Remember this: the further you go with your wine collection as a hobby, the broader your interests tend to become, and the more wine you tend to buy.
Most purists would say no. They would tell you that wine is meant to be consumed, not kept as a long-term financial bet. If you’re an average consumer, the reality is that you probably don’t know enough about the subject to invest sensibly in it. At the same time, it’s a fact that Bordeaux First Growths have outperformed every stock index on the planet for some time now, so the prospect of investment is tempting.

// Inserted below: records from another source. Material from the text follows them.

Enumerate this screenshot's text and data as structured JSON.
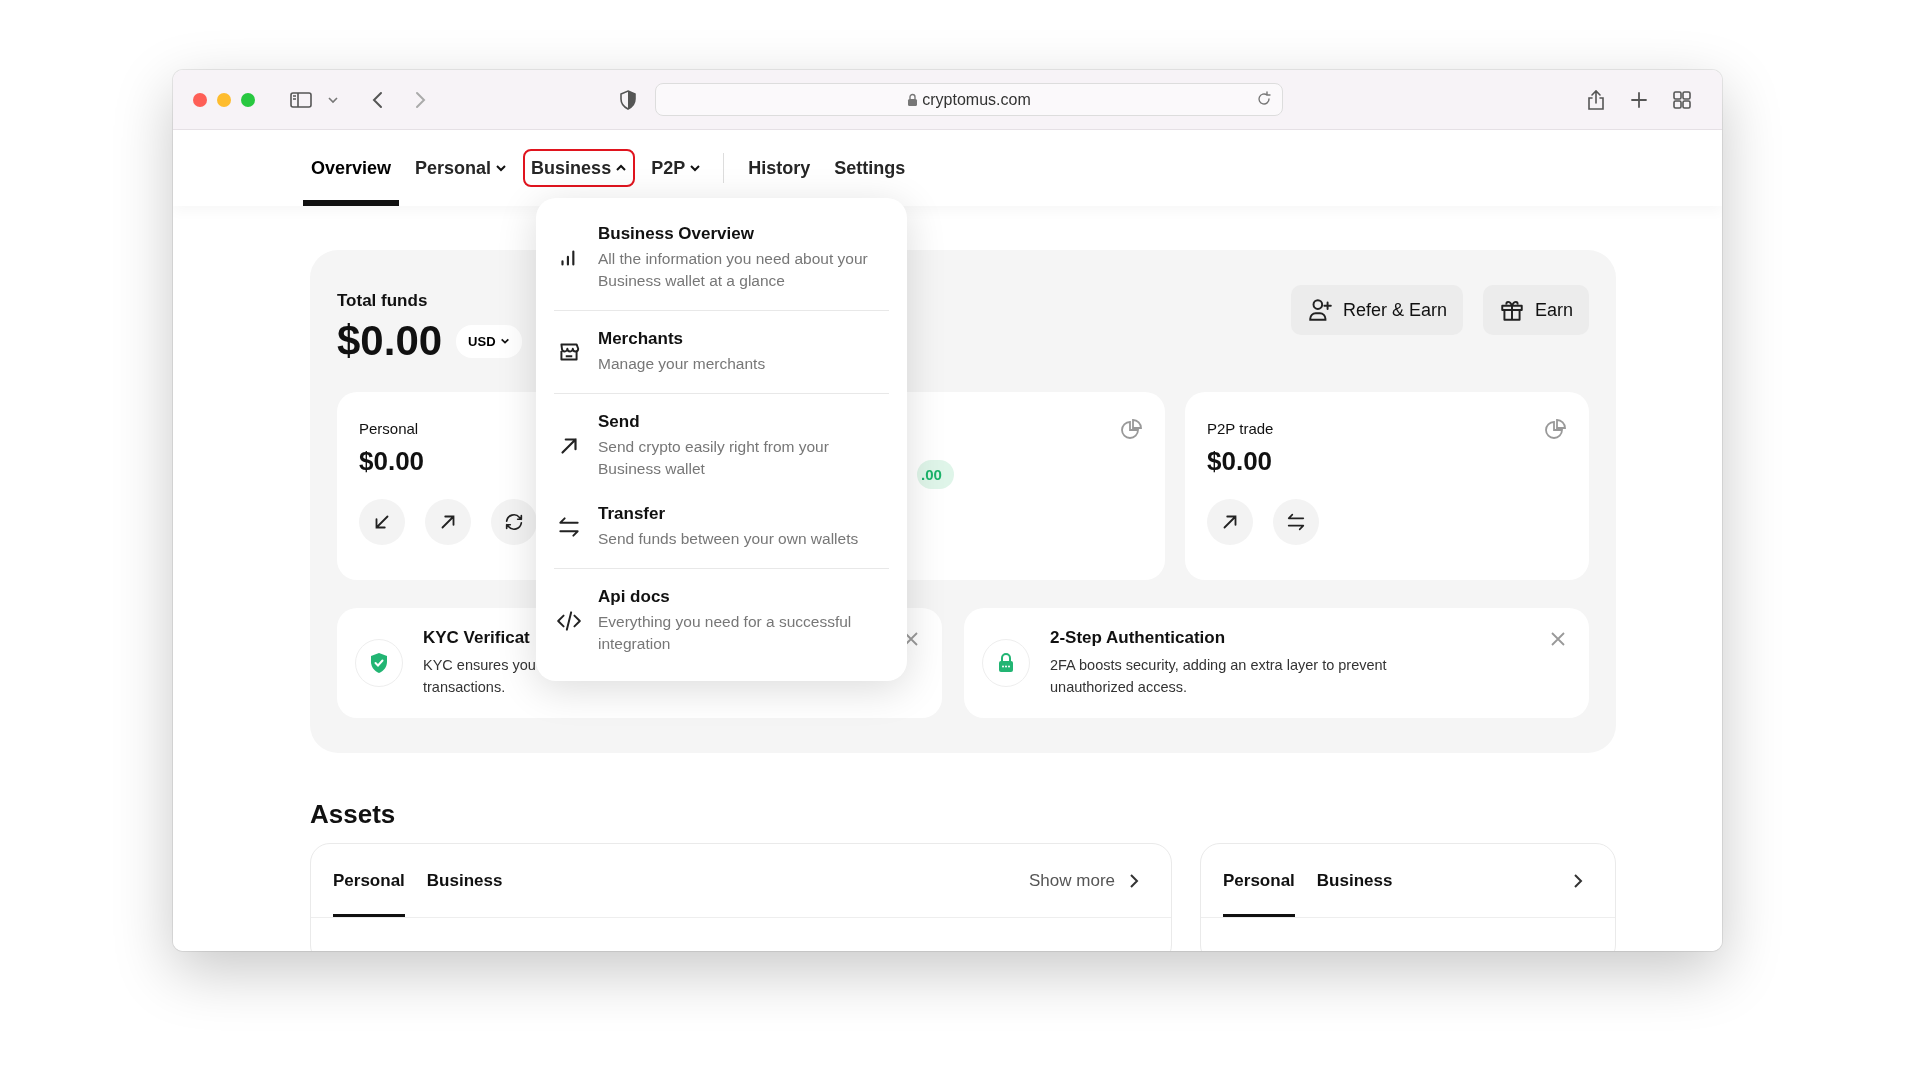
{
  "browser": {
    "url": "cryptomus.com"
  },
  "nav": {
    "primary": [
      {
        "label": "Overview",
        "kind": "link",
        "selected": true
      },
      {
        "label": "Personal",
        "kind": "dropdown",
        "selected": false,
        "expanded": false
      },
      {
        "label": "Business",
        "kind": "dropdown",
        "selected": false,
        "expanded": true
      },
      {
        "label": "P2P",
        "kind": "dropdown",
        "selected": false,
        "expanded": false
      }
    ],
    "secondary": [
      {
        "label": "History",
        "kind": "link",
        "selected": false
      },
      {
        "label": "Settings",
        "kind": "link",
        "selected": false
      }
    ]
  },
  "dropdown": [
    {
      "title": "Business Overview",
      "description": "All the information you need about your Business wallet at a glance",
      "kind": "bars",
      "separated": false
    },
    {
      "title": "Merchants",
      "description": "Manage your merchants",
      "kind": "store",
      "separated": true
    },
    {
      "title": "Send",
      "description": "Send crypto easily right from your Business wallet",
      "kind": "send",
      "separated": true
    },
    {
      "title": "Transfer",
      "description": "Send funds between your own wallets",
      "kind": "transfer",
      "separated": false
    },
    {
      "title": "Api docs",
      "description": "Everything you need for a successful integration",
      "kind": "code",
      "separated": true
    }
  ],
  "funds": {
    "title": "Total funds",
    "amount": "$0.00",
    "currency": "USD"
  },
  "actions": [
    {
      "label": "Refer & Earn",
      "kind": "user-plus"
    },
    {
      "label": "Earn",
      "kind": "gift"
    }
  ],
  "wallets": [
    {
      "label": "Personal",
      "amount": "$0.00",
      "actions": [
        {
          "kind": "receive"
        },
        {
          "kind": "send"
        },
        {
          "kind": "exchange"
        }
      ]
    },
    {
      "badge": ".00",
      "stats_icon": true
    },
    {
      "label": "P2P trade",
      "amount": "$0.00",
      "stats_icon": true,
      "actions": [
        {
          "kind": "send"
        },
        {
          "kind": "transfer"
        }
      ]
    }
  ],
  "notices": [
    {
      "title": "KYC Verificat",
      "lines": [
        "KYC ensures you",
        "transactions."
      ],
      "kind": "shield",
      "closable": true
    },
    {
      "title": "2-Step Authentication",
      "lines": [
        "2FA boosts security, adding an extra layer to prevent",
        "unauthorized access."
      ],
      "kind": "lock",
      "closable": true
    }
  ],
  "assets": {
    "title": "Assets",
    "panels": [
      {
        "tabs": [
          {
            "label": "Personal",
            "selected": true
          },
          {
            "label": "Business",
            "selected": false
          }
        ],
        "more": "Show more"
      },
      {
        "tabs": [
          {
            "label": "Personal",
            "selected": true
          },
          {
            "label": "Business",
            "selected": false
          }
        ]
      }
    ]
  }
}
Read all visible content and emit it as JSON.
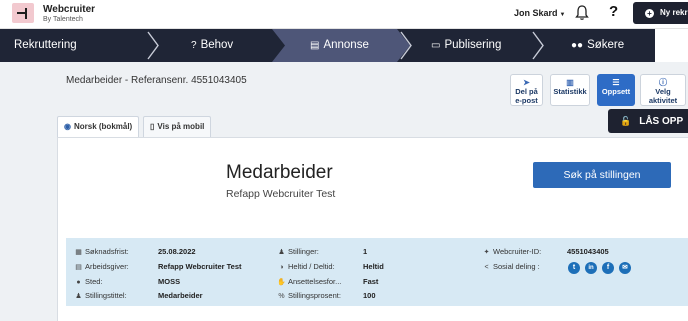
{
  "header": {
    "brand_name": "Webcruiter",
    "brand_sub": "By Talentech",
    "user_name": "Jon Skard",
    "help_glyph": "?",
    "new_button_label": "Ny rekr"
  },
  "steps": [
    {
      "label": "Rekruttering",
      "icon": "none"
    },
    {
      "label": "Behov",
      "icon": "question-icon",
      "glyph": "?"
    },
    {
      "label": "Annonse",
      "icon": "document-icon",
      "glyph": "▤"
    },
    {
      "label": "Publisering",
      "icon": "monitor-icon",
      "glyph": "▭"
    },
    {
      "label": "Søkere",
      "icon": "users-icon",
      "glyph": "👥"
    }
  ],
  "active_step": "Annonse",
  "page": {
    "reference_title": "Medarbeider - Referansenr. 4551043405"
  },
  "actions": [
    {
      "line1": "Del på",
      "line2": "e-post",
      "icon": "send-icon"
    },
    {
      "line1": "Statistikk",
      "line2": "",
      "icon": "chart-icon"
    },
    {
      "line1": "Oppsett",
      "line2": "",
      "icon": "settings-icon"
    },
    {
      "line1": "Velg",
      "line2": "aktivitet",
      "icon": "info-icon"
    }
  ],
  "lock_button": "LÅS OPP",
  "tabs": [
    {
      "label": "Norsk (bokmål)",
      "icon": "globe-icon"
    },
    {
      "label": "Vis på mobil",
      "icon": "mobile-icon"
    }
  ],
  "job": {
    "title": "Medarbeider",
    "company": "Refapp Webcruiter Test",
    "apply_label": "Søk på stillingen"
  },
  "info": {
    "col1": [
      {
        "label": "Søknadsfrist:",
        "value": "25.08.2022",
        "icon": "calendar-icon"
      },
      {
        "label": "Arbeidsgiver:",
        "value": "Refapp Webcruiter Test",
        "icon": "building-icon"
      },
      {
        "label": "Sted:",
        "value": "MOSS",
        "icon": "location-icon"
      },
      {
        "label": "Stillingstittel:",
        "value": "Medarbeider",
        "icon": "person-icon"
      }
    ],
    "col2": [
      {
        "label": "Stillinger:",
        "value": "1",
        "icon": "people-icon"
      },
      {
        "label": "Heltid / Deltid:",
        "value": "Heltid",
        "icon": "half-circle-icon"
      },
      {
        "label": "Ansettelsesfor...",
        "value": "Fast",
        "icon": "handshake-icon"
      },
      {
        "label": "Stillingsprosent:",
        "value": "100",
        "icon": "percent-icon"
      }
    ],
    "col3": [
      {
        "label": "Webcruiter-ID:",
        "value": "4551043405",
        "icon": "pin-icon"
      },
      {
        "label": "Sosial deling :",
        "value": "",
        "icon": "share-icon"
      }
    ],
    "social": [
      {
        "name": "twitter",
        "glyph": "t"
      },
      {
        "name": "linkedin",
        "glyph": "in"
      },
      {
        "name": "facebook",
        "glyph": "f"
      },
      {
        "name": "email",
        "glyph": "✉"
      }
    ]
  },
  "colors": {
    "nav_bg": "#1f2536",
    "nav_active": "#4e5678",
    "primary": "#2d6ab8",
    "info_bg": "#d7e9f4",
    "logo_bg": "#f2c9cf"
  }
}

When I was in the wine business, I worked for the second-largest importer of Bordeaux wine into the U.S. at that time. I naturally had the opportunity to buy a lot of wine at wholesale prices, and I did. I cellared it and had no intention of reselling it. One day, I realized that classified Bordeaux I had purchased from vintages such as 1986, 1989 and 1990 was suddenly worth three, four or five times what I originally paid for it. I eventually succumbed to the temptation to sell most of it, but the profits were accidental.
If you want to pursue wine as an investment, your research needs to be exhaustive. You also need inside information. Restrict yourself to the upper limit of the blue chips---First Growth Bordeaux, Grand Cru Burgundy, Harlan or Screaming Eagle---and keep the wine in the original wooden cases. Keep bills of sale, and make sure your storage conditions are pristine. Finally, keep your fingers crossed that it goes up in value rather than down.
Collecting wine is an expensive hobby, and a consuming one. The frustrations can easily exceed the rewards, but the rewards are sweet when you’re able to collect them. If you do everything right, you end up with the type of wine that you like, in the condition you want it, perfectly mature and within reach. And that’s not a bad thing.
Do you have a wine cellar at home? Share your comments and insights with the community!